Page and application data records
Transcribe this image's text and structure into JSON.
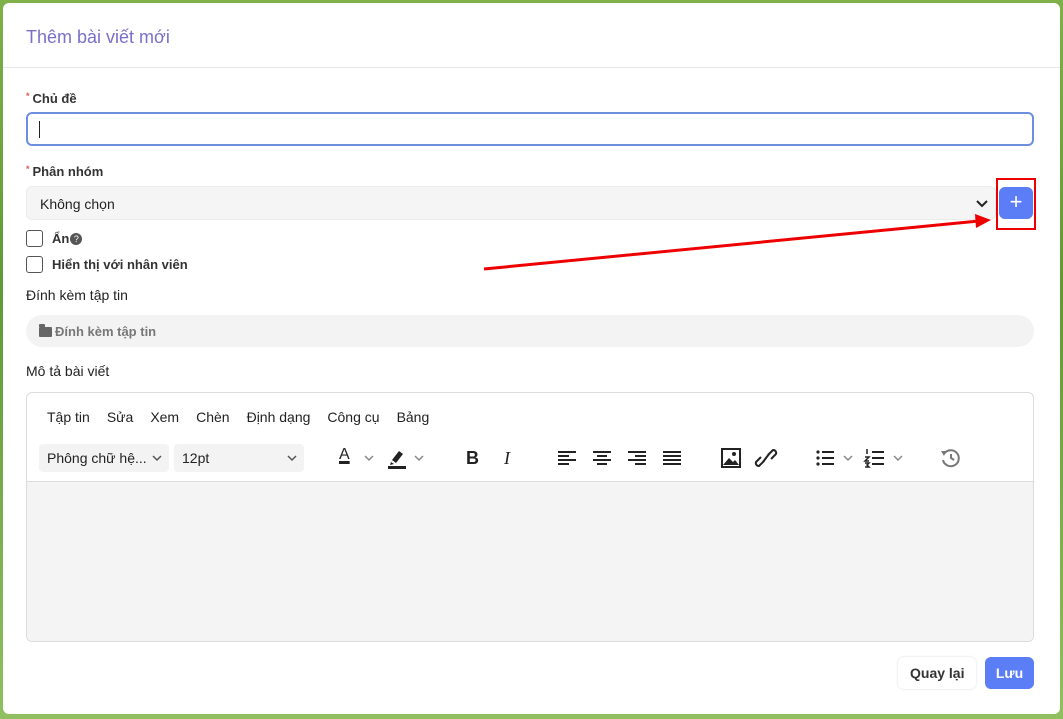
{
  "modal": {
    "title": "Thêm bài viết mới"
  },
  "subject": {
    "label": "Chủ đề",
    "required_mark": "*",
    "value": ""
  },
  "group": {
    "label": "Phân nhóm",
    "required_mark": "*",
    "selected": "Không chọn",
    "add_symbol": "+"
  },
  "options": {
    "hidden_label": "Ẩn",
    "help_symbol": "?",
    "show_staff_label": "Hiển thị với nhân viên"
  },
  "attachment": {
    "label": "Đính kèm tập tin",
    "button_label": "Đính kèm tập tin"
  },
  "description": {
    "label": "Mô tả bài viết",
    "menu": [
      "Tập tin",
      "Sửa",
      "Xem",
      "Chèn",
      "Định dạng",
      "Công cụ",
      "Bảng"
    ],
    "font_family": "Phông chữ hệ...",
    "font_size": "12pt",
    "text_color_letter": "A",
    "bold_letter": "B",
    "italic_letter": "I"
  },
  "footer": {
    "back_label": "Quay lại",
    "save_label": "Lưu"
  },
  "colors": {
    "accent": "#5b7df5",
    "title": "#7a6fc9",
    "annotation": "#e00000"
  }
}
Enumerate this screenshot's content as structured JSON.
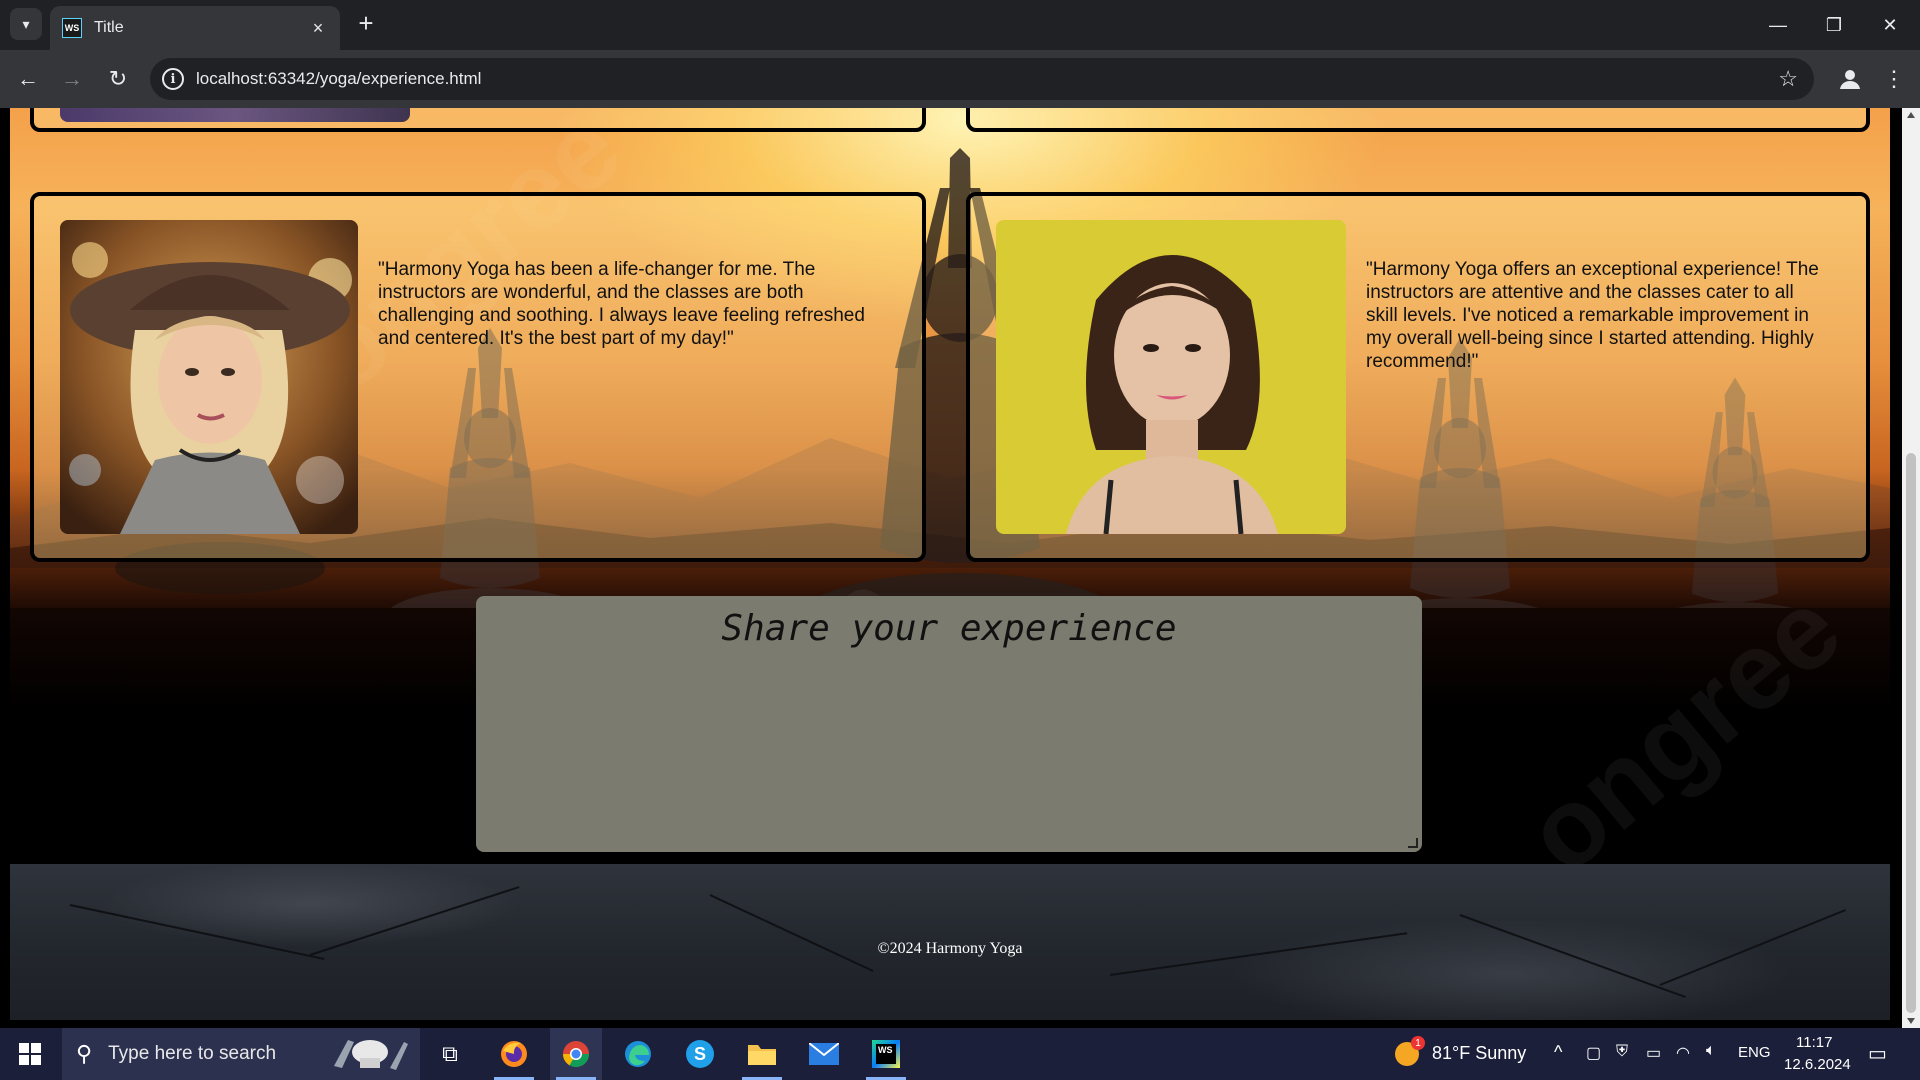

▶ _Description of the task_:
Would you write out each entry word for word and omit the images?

▶ _Written reply_:
Transcribe this image's text and structure into JSON.
{
  "modal": {
    "title": "Thêm bài viết mới"
  },
  "subject": {
    "label": "Chủ đề",
    "required_mark": "*",
    "value": ""
  },
  "group": {
    "label": "Phân nhóm",
    "required_mark": "*",
    "selected": "Không chọn",
    "add_symbol": "+"
  },
  "options": {
    "hidden_label": "Ẩn",
    "help_symbol": "?",
    "show_staff_label": "Hiển thị với nhân viên"
  },
  "attachment": {
    "label": "Đính kèm tập tin",
    "button_label": "Đính kèm tập tin"
  },
  "description": {
    "label": "Mô tả bài viết",
    "menu": [
      "Tập tin",
      "Sửa",
      "Xem",
      "Chèn",
      "Định dạng",
      "Công cụ",
      "Bảng"
    ],
    "font_family": "Phông chữ hệ...",
    "font_size": "12pt",
    "text_color_letter": "A",
    "bold_letter": "B",
    "italic_letter": "I"
  },
  "footer": {
    "back_label": "Quay lại",
    "save_label": "Lưu"
  },
  "colors": {
    "accent": "#5b7df5",
    "title": "#7a6fc9",
    "annotation": "#e00000"
  }
}
Enumerate this screenshot's content as structured JSON.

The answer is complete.